#### [Task goal]
From the material below, copy each line that holds the word "handle".

#### [Provided material]
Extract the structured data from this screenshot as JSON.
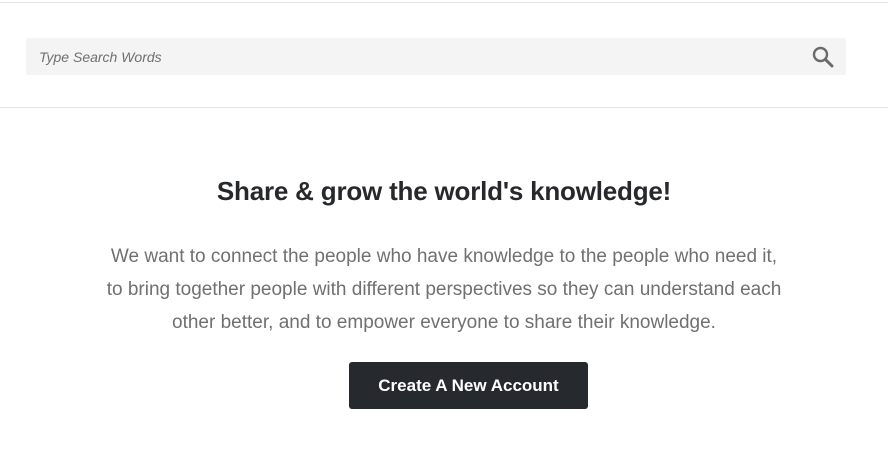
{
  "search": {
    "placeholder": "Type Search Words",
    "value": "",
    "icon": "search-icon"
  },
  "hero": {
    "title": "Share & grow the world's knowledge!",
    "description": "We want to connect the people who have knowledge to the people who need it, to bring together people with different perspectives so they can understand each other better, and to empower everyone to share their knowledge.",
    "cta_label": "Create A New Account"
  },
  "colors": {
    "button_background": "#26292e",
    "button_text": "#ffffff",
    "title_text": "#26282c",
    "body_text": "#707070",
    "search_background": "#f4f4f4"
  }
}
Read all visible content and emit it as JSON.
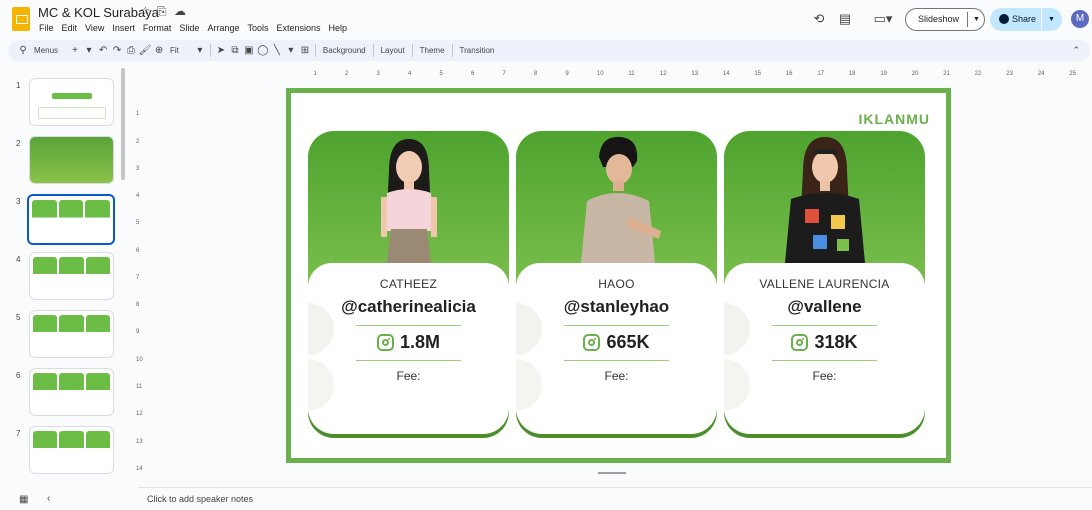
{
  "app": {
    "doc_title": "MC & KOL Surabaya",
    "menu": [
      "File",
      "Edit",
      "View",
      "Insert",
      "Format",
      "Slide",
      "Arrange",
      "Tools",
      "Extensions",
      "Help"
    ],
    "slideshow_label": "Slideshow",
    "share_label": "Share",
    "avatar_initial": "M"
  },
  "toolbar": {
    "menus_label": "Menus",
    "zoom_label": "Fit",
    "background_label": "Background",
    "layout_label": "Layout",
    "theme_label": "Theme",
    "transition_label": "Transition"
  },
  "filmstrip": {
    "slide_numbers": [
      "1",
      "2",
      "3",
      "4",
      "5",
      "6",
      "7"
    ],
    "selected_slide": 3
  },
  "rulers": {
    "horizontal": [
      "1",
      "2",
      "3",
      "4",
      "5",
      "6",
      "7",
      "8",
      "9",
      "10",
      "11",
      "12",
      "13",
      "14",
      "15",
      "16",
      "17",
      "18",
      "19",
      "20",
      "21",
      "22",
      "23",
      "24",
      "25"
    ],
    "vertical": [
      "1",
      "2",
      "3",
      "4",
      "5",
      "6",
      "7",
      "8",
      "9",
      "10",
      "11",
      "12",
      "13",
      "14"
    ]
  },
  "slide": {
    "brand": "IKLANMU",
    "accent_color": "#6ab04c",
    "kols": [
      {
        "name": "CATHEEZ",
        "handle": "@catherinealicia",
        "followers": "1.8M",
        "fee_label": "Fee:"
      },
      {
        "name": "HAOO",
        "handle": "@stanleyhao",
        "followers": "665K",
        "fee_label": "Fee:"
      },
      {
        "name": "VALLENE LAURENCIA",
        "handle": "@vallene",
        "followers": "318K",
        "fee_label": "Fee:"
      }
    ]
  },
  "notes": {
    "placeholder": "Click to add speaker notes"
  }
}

#### [Answer to this exercise]
        "handle": "@catherinealicia",
        "handle": "@stanleyhao",
        "handle": "@vallene",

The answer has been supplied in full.